[Excerpts from an interface dataset]
'''

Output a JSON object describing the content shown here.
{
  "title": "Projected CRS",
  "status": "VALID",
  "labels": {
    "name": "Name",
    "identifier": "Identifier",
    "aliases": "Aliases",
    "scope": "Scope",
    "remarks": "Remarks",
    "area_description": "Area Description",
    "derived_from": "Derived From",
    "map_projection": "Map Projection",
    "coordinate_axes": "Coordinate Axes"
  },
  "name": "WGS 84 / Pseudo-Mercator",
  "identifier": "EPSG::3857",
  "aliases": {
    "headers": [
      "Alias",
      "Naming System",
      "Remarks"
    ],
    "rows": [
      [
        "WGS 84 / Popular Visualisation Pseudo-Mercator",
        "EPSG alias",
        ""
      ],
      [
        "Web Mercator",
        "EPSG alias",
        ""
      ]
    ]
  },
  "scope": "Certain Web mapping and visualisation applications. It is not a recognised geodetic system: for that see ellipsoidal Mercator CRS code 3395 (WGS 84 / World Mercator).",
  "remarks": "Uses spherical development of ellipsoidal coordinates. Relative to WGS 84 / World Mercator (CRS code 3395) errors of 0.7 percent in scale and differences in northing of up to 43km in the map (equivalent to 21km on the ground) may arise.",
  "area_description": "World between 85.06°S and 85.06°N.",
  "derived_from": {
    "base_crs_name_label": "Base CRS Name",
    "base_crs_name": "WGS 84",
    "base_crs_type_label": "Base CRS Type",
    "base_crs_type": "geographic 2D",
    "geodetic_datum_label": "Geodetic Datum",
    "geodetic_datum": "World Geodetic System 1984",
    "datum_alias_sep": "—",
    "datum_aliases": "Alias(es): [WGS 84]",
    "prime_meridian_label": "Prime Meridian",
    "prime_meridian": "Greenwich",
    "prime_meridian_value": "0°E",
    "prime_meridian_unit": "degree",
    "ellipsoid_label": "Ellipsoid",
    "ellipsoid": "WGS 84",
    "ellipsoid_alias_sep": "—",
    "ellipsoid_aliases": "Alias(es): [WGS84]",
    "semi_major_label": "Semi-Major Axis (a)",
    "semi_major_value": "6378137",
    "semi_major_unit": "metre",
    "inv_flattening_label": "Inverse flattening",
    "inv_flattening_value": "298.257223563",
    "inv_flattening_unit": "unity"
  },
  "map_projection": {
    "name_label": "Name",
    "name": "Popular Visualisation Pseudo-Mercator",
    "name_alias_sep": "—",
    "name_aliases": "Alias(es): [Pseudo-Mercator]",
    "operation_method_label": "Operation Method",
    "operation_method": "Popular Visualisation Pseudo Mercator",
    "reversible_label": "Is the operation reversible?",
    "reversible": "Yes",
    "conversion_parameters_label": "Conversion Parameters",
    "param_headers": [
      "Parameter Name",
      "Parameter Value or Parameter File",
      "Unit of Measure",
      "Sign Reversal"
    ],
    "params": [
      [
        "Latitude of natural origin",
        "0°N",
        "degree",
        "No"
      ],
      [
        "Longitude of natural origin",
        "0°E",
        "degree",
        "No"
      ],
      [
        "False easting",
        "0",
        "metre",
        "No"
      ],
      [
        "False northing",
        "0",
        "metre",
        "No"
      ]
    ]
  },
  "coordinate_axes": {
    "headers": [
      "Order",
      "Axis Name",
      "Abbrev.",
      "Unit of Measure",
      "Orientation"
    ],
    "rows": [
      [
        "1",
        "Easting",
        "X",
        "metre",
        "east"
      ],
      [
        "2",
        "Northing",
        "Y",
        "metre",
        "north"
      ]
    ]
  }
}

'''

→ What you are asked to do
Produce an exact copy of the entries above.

→ Exercise output
Output a JSON object describing the content shown here.
{
  "title": "Projected CRS",
  "status": "VALID",
  "labels": {
    "name": "Name",
    "identifier": "Identifier",
    "aliases": "Aliases",
    "scope": "Scope",
    "remarks": "Remarks",
    "area_description": "Area Description",
    "derived_from": "Derived From",
    "map_projection": "Map Projection",
    "coordinate_axes": "Coordinate Axes"
  },
  "name": "WGS 84 / Pseudo-Mercator",
  "identifier": "EPSG::3857",
  "aliases": {
    "headers": [
      "Alias",
      "Naming System",
      "Remarks"
    ],
    "rows": [
      [
        "WGS 84 / Popular Visualisation Pseudo-Mercator",
        "EPSG alias",
        ""
      ],
      [
        "Web Mercator",
        "EPSG alias",
        ""
      ]
    ]
  },
  "scope": "Certain Web mapping and visualisation applications. It is not a recognised geodetic system: for that see ellipsoidal Mercator CRS code 3395 (WGS 84 / World Mercator).",
  "remarks": "Uses spherical development of ellipsoidal coordinates. Relative to WGS 84 / World Mercator (CRS code 3395) errors of 0.7 percent in scale and differences in northing of up to 43km in the map (equivalent to 21km on the ground) may arise.",
  "area_description": "World between 85.06°S and 85.06°N.",
  "derived_from": {
    "base_crs_name_label": "Base CRS Name",
    "base_crs_name": "WGS 84",
    "base_crs_type_label": "Base CRS Type",
    "base_crs_type": "geographic 2D",
    "geodetic_datum_label": "Geodetic Datum",
    "geodetic_datum": "World Geodetic System 1984",
    "datum_alias_sep": "—",
    "datum_aliases": "Alias(es): [WGS 84]",
    "prime_meridian_label": "Prime Meridian",
    "prime_meridian": "Greenwich",
    "prime_meridian_value": "0°E",
    "prime_meridian_unit": "degree",
    "ellipsoid_label": "Ellipsoid",
    "ellipsoid": "WGS 84",
    "ellipsoid_alias_sep": "—",
    "ellipsoid_aliases": "Alias(es): [WGS84]",
    "semi_major_label": "Semi-Major Axis (a)",
    "semi_major_value": "6378137",
    "semi_major_unit": "metre",
    "inv_flattening_label": "Inverse flattening",
    "inv_flattening_value": "298.257223563",
    "inv_flattening_unit": "unity"
  },
  "map_projection": {
    "name_label": "Name",
    "name": "Popular Visualisation Pseudo-Mercator",
    "name_alias_sep": "—",
    "name_aliases": "Alias(es): [Pseudo-Mercator]",
    "operation_method_label": "Operation Method",
    "operation_method": "Popular Visualisation Pseudo Mercator",
    "reversible_label": "Is the operation reversible?",
    "reversible": "Yes",
    "conversion_parameters_label": "Conversion Parameters",
    "param_headers": [
      "Parameter Name",
      "Parameter Value or Parameter File",
      "Unit of Measure",
      "Sign Reversal"
    ],
    "params": [
      [
        "Latitude of natural origin",
        "0°N",
        "degree",
        "No"
      ],
      [
        "Longitude of natural origin",
        "0°E",
        "degree",
        "No"
      ],
      [
        "False easting",
        "0",
        "metre",
        "No"
      ],
      [
        "False northing",
        "0",
        "metre",
        "No"
      ]
    ]
  },
  "coordinate_axes": {
    "headers": [
      "Order",
      "Axis Name",
      "Abbrev.",
      "Unit of Measure",
      "Orientation"
    ],
    "rows": [
      [
        "1",
        "Easting",
        "X",
        "metre",
        "east"
      ],
      [
        "2",
        "Northing",
        "Y",
        "metre",
        "north"
      ]
    ]
  }
}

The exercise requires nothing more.